The evidence to support the acid-ash hypothesis of osteoporosis predominantly comes from studies using changes in urine calcium as the outcome [6,8-12,46], some prospective observational studies [16,18,19,47] and one randomized trial [13]. Although one randomized trial has supported the hypothesis [13], another did not [40]. The randomized trial [13] supporting the hypothesis did not use concealment of allocation, a study quality indicator for randomized studies that is important to avoid bias during the randomization process [48]. Without concealment of allocation, investigators can influence the allocation of individuals into the treatment groups, invalidating the randomization. Trials that do not have concealed allocation can overestimate effectiveness of a therapy [49]. The more recent randomized trial, that concealed allocation, did not reveal any protective effect of either potassium citrate or increased fruit and vegetable consumption on change in BMD [14].

Three previous prospective cohort studies of the hypothesis reported some protective associations between fruit and vegetable, potassium, and/or vitamin C intakes and bone health [16,18,19], and thus may support the hypothesis, while two more recent cohort studies do not support it [50,51]. One of the positive reporting studies did not see a significant protective association for potassium once potential confounders were controlled [16]. Further, it is possible that the associations in agreement with the hypothesis in the cohort studies were due to uncontrolled confounding by estrogen status [19], baseline BMD [16,19], change of weight status during follow-up [18], and/or vitamin D status [16,18,19,47].

Further, three recent meta-analyses of the acid-ash hypothesis do not support the hypothesis. First, a meta-analysis of calcium balance studies, restricted to studies of superior methodology, revealed no association between net acid excretion and calcium balance, in spite of the strong relationship between net acid excretion and urinary calcium [52]. A systematic review and meta-analysis of the effect of protein intake on bone health revealed a small beneficial effect of protein supplementation on lumbar spine BMD in randomized placebo-controlled trials [53]. Further, the acid-ash hypothesis predicts higher phosphate intakes would be associated with increased urinary calcium and lower calcium balance, but this was not supported by a third recent meta-analysis [54].
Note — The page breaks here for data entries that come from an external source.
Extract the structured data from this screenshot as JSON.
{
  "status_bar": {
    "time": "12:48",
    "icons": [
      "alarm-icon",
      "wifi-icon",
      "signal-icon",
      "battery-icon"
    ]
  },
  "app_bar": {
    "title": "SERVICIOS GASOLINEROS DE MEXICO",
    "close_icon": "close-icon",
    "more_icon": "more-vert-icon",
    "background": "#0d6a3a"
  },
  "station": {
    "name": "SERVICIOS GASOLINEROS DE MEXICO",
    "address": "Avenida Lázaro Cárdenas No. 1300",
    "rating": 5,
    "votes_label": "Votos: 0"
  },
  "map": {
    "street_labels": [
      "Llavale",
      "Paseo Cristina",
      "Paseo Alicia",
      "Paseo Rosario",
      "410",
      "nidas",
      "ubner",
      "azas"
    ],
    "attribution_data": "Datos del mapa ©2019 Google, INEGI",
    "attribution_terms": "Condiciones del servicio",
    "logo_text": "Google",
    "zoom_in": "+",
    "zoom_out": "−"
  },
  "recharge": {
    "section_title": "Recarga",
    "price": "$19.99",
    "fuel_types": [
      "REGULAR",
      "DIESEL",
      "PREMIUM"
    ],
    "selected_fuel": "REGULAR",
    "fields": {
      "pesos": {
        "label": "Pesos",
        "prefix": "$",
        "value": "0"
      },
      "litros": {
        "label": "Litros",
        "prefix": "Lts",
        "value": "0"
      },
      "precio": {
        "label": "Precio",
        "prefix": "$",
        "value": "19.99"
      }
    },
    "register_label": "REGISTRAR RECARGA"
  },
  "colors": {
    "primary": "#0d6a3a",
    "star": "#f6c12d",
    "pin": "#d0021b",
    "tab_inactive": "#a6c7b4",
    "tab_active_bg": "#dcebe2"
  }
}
ACE Inhibitors, But Not ARBs, Marginally Increase Bone Loss in Men


Does the use of ACE inhibitors or angiotensin receptor blockers affect bone loss in older men?

In a prospective cohort study of 5,995 older American men (MrOS), users of angiotensin-converting enzyme (ACE) inhibitors had a small but significant increase in bone loss at the hip over 4 years after adjustment for confounders. Use of angiotensin II AT1 receptor blockers (ARB) was not significantly associated with bone loss.
Experimental evidence suggests that angiotensin II promotes bone loss by its effects on osteoblasts. It is therefore plausible that ACE inhibitor and ARB may reduce rates of bone loss. The objective of this study is to examine the independent effects of ACE inhibitor and ARB on bone loss in older men.
Out of 5,995 American men (87.2%) aged ≥65 years, 5,229 were followed up for an average of 4.6 years in a prospective six-center cohort study-The Osteoporotic Fractures in Men Study (MrOS). Bone mineral densities (BMD) at total hip, femoral neck, and trochanter were measured by Hologic densitometer (QDR 4500) at baseline and year 4.
Out of 3,494 eligible subjects with complete data, 1,166 and 433 subjects reported use of ACE inhibitors and ARBs, respectively. When compared with nonusers, continuous use of ACE inhibitors was associated with a small (0.004 g/cm(2)) but significant increase in the average rate of BMD loss at total hip and trochanter over 4 years after adjustment for confounders. Use of ARB was not significantly associated with bone loss.
Use of ACE inhibitors but not ARB may marginally increase bone loss in older men.

Kwok T, Leung J, Zhang YF, Bauer D…
Osteoporos Int Aug 2012
PMID: 22080379